- Norms vs. Weirdoes: In terms of character efficiency, there is really no reason to make a simple normal human character when you can play a ‘Mancer or an Avatar (provided they’re allowed in your campaign.) The only reason to do it is for the interest of the character’s story or concept, but be ready to be outshone regularly by the more powerful characters.
- Winning combos: Some combinations of abilities can take advantage of the system to be much more effective than the average player character. For example, creating an avatar of the Masterless Man who is also an Epideromancer is a well-known combo that is just ridiculously effective: use the Masterless Man skill to give yourself a number of extra wound points equal to your skill rating, then generate a Significant Charge by hurting yourself for 2d10. Then use the charge to (for example) cast Body Like Iron upon yourself, permanently gaining 3 extra wound points; lather, rinse, repeat.
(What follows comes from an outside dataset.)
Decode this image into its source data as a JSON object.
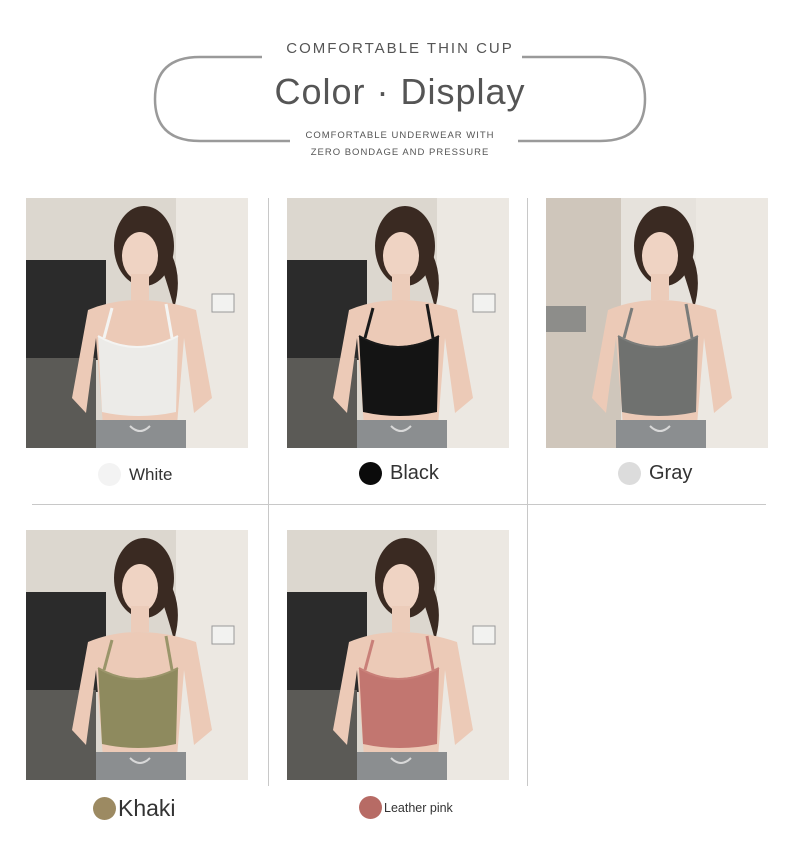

- Some are more equal than others: We observed uneven usefulness and difficulty among the magic schools and their effects. Again, Epideromancy has the edge: our flesh mage had the inevitable piercings with a chain running through them, which he could rip out to hurt himself and generate a charge at any time. Meanwhile, our Bibliomancer was frantically trying to find rare books to generate her charges.
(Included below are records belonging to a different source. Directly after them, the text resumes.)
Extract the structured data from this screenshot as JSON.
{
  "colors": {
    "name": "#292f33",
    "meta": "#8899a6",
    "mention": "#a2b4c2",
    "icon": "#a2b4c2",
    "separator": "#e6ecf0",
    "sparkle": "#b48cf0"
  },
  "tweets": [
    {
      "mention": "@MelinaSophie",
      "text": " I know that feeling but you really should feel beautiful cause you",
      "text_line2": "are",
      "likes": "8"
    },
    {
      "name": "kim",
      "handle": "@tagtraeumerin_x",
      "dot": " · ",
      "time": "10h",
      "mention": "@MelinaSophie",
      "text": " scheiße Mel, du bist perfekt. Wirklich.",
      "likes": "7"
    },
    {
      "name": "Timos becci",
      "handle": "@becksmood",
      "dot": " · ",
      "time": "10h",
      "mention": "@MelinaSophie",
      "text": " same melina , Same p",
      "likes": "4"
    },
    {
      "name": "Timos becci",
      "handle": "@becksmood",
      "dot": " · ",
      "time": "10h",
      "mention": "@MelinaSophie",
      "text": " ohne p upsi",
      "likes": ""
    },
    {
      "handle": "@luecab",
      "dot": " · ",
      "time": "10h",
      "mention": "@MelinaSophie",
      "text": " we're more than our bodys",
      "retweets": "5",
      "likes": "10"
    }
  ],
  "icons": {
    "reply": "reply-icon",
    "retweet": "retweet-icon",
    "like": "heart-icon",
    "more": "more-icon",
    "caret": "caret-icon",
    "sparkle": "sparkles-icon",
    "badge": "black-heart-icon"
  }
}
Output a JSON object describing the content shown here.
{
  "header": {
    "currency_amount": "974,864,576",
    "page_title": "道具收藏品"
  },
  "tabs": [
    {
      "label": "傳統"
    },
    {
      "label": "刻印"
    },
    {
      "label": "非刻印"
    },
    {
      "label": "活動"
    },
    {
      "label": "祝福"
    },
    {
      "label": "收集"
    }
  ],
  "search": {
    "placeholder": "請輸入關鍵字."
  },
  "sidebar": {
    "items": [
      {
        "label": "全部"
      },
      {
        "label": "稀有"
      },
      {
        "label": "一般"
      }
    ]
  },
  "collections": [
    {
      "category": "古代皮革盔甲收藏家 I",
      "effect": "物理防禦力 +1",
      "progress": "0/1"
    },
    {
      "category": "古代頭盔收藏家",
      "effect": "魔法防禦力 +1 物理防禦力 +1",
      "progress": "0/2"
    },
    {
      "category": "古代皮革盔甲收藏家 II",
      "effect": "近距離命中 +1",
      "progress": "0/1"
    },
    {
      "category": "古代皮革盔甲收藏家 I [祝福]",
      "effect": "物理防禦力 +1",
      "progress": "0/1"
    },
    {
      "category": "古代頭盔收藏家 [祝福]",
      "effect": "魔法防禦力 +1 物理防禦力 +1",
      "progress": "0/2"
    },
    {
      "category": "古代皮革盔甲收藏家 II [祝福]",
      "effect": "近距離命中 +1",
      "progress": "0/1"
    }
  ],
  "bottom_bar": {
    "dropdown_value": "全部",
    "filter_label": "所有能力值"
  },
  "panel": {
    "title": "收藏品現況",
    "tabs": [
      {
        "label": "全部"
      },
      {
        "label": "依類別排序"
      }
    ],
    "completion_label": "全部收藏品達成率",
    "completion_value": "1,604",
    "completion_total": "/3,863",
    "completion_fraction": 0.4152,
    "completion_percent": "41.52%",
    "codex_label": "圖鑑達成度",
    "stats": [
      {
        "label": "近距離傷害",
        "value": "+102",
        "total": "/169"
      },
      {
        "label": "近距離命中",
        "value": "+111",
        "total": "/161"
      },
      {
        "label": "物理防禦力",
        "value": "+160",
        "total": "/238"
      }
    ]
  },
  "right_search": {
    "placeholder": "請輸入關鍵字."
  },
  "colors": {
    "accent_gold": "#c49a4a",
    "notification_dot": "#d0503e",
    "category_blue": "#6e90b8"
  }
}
- Whiff factor and when to roll: Despite the three levels of skill use (Minor, Significant and Major actions), rolls are needed often enough that the low probability associated with the typical skill range kicks in, resulting in a lot of failed rolls. Regardless of what level of skill use you think a given action represents, it’s important for the GM to use good sense in deciding whether (and what) to roll.
- Madness meter in play: UA’s answer to the Sanity roll (CoC, etc.) or Fear roll (Deadlands, etc.) is more flexible: a failed Madness roll on one of the five stress meters lets you pick whether your character will react with fight, flight, or fear. That certainly gives more possibilities than most horror games, but it’s still damned annoying to have a good idea, line up a cool sequence for your character, then whiff on the Madness roll and be unable to carry your action through.
- Grit-comfort: It’s a pretty lethal game, which seems only right for the tone and setting. Do not expect to be steadily kicking ass and taking names in this game; more likely, your characters will be struggling to save their own lives.
Beyond the core rulebook: ready-made adventures. It’s hard to review our play experience without slipping a few words about the supplements we used; we played “Fresh” from Lawyers, Guns and Money and “Garden Full of Weeds” from Weep. The ready-made scenarios (not just these two, but in general) contain interesting hooks and twists, but often fail the test of “Does failure make an equally interesting story?” That said, we ended our final episode with a failure, but by common agreement decided to spin that into a tragic but satisfying conclusion that let us buy partial success at the cost of our characters’ ultimate fate.
Who will like this game? Those comfortable with percentile-based games like CoC but looking for a bit more shine and zest; dark horror fans; and those who enjoy a wicked twist in their modern-era gaming. Even if you decide that the system is not you cup of tea, horror fans should take a look at the setting material. Moreover, many of the rules sub-systems (e.g., madness meter, passions, obsession skills, etc.) can be ported over to other systems.
Who will not like this game? Those who hate free-form skills or percentile-base will not like the system; those who want a traditional take on the occult (“My character knows what I know”) will be frustrated by the setting; those who are not comfortable dealing with adult, dark, or disturbing themes should stay away.
If you like a gritty story where even supernatural powers are a meagre defence against the powers of darkness, where everything is crazier than you ever thought, and where you put everything you are and you have on the line, this game is for you.